Task item
Every line in the records below that holds "text" must be identified and copied.

Records shown
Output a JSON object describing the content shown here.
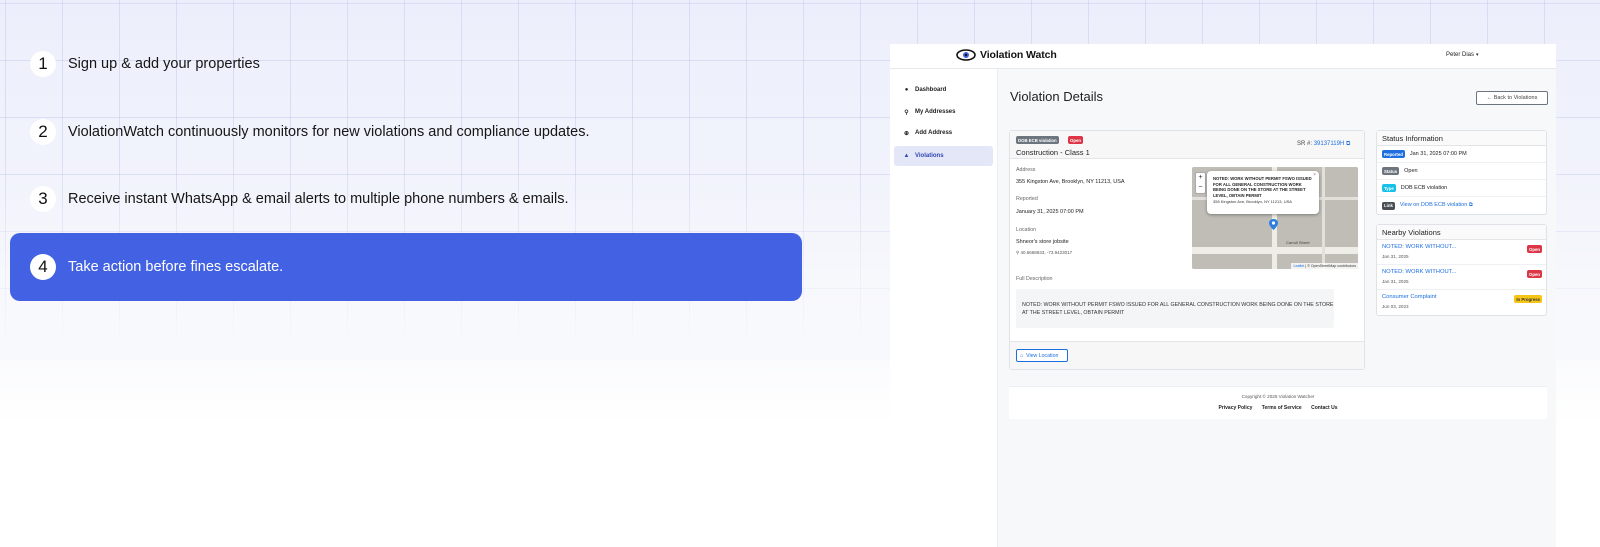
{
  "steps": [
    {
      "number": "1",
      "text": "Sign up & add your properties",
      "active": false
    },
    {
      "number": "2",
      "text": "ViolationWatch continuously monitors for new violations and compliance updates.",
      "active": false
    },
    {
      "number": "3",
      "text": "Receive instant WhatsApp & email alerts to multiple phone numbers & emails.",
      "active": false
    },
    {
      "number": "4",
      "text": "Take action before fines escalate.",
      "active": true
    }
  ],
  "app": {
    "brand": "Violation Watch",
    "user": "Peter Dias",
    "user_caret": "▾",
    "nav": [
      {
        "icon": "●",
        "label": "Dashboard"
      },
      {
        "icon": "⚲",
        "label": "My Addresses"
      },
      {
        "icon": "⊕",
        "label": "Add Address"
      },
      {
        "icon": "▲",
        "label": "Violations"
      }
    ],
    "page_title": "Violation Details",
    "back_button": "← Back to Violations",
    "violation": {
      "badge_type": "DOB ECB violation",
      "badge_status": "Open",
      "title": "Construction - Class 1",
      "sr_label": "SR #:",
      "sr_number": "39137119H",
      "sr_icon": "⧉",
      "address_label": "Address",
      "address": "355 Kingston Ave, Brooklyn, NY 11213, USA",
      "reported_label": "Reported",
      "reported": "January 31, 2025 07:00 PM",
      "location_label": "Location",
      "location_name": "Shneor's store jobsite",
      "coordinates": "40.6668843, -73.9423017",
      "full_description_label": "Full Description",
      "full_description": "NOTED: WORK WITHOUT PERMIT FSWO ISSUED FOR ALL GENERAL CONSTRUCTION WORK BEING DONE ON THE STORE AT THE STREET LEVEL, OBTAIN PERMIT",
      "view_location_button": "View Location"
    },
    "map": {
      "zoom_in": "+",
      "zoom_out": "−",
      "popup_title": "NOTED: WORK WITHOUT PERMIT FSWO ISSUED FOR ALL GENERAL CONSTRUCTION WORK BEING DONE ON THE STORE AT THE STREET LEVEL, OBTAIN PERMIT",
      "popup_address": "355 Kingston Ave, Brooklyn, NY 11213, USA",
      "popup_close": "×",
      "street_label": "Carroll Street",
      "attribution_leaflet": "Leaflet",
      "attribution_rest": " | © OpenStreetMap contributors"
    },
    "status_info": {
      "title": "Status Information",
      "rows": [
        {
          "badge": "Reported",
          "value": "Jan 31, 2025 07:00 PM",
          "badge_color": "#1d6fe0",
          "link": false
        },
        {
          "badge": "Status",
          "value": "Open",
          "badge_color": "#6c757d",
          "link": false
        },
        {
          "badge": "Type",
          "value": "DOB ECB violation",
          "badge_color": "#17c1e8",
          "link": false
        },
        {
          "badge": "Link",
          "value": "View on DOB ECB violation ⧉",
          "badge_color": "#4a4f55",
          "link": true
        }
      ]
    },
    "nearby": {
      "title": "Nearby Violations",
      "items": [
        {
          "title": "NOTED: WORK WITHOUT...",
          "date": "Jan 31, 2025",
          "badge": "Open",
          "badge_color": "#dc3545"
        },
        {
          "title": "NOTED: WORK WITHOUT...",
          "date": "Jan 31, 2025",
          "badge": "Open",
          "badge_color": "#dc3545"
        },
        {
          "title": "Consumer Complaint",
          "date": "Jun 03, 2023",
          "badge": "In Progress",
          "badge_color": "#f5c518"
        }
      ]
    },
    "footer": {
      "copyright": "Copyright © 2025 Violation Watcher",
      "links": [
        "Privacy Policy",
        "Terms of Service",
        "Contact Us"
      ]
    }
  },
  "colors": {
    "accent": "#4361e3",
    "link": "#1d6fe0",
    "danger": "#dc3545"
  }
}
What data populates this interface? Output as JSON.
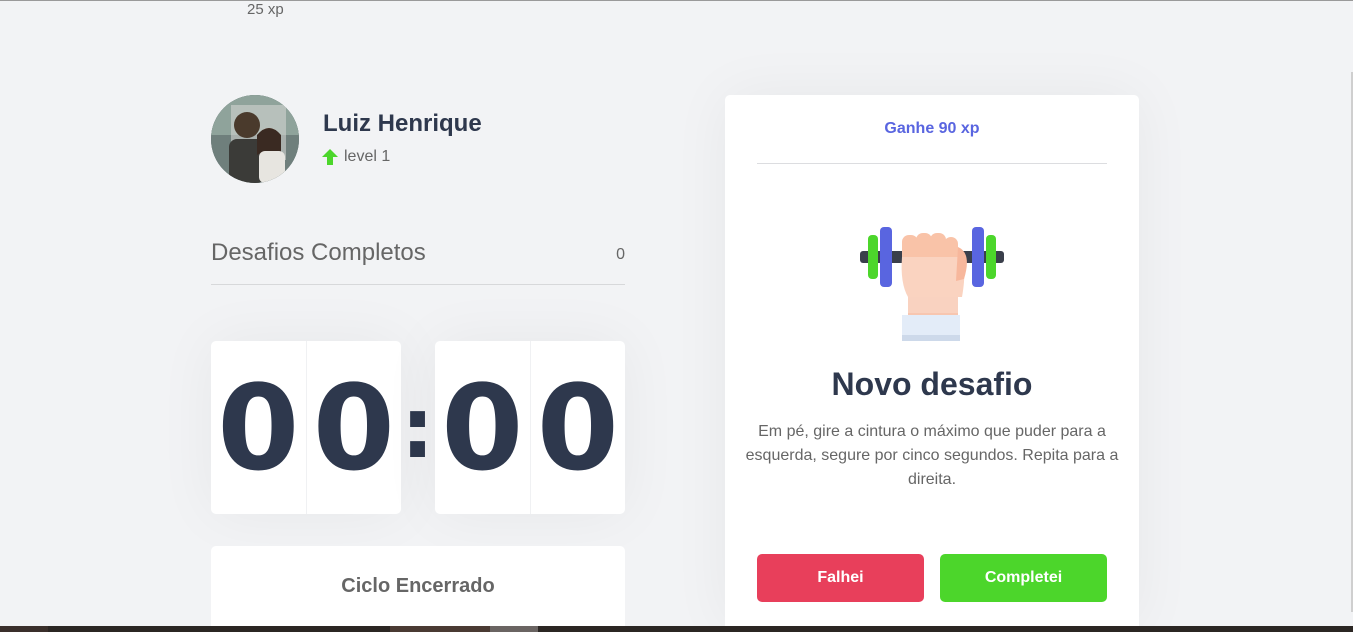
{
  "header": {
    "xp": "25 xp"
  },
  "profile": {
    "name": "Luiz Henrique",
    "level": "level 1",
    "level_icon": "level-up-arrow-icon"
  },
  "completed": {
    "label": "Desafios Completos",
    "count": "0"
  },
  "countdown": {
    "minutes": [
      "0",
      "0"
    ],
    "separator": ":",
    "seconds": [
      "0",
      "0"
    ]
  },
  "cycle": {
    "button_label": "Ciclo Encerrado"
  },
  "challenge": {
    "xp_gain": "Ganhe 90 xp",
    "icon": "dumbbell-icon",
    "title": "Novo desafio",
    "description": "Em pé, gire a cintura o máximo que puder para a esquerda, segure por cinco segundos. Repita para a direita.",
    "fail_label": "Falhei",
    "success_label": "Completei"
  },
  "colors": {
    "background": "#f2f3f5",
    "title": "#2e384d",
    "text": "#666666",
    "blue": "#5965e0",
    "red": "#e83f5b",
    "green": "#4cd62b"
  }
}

Written reply
      "text": "Sign up & add your properties",
      "text": "ViolationWatch continuously monitors for new violations and compliance updates.",
      "text": "Receive instant WhatsApp & email alerts to multiple phone numbers & emails.",
      "text": "Take action before fines escalate.",
    "text": "#666666",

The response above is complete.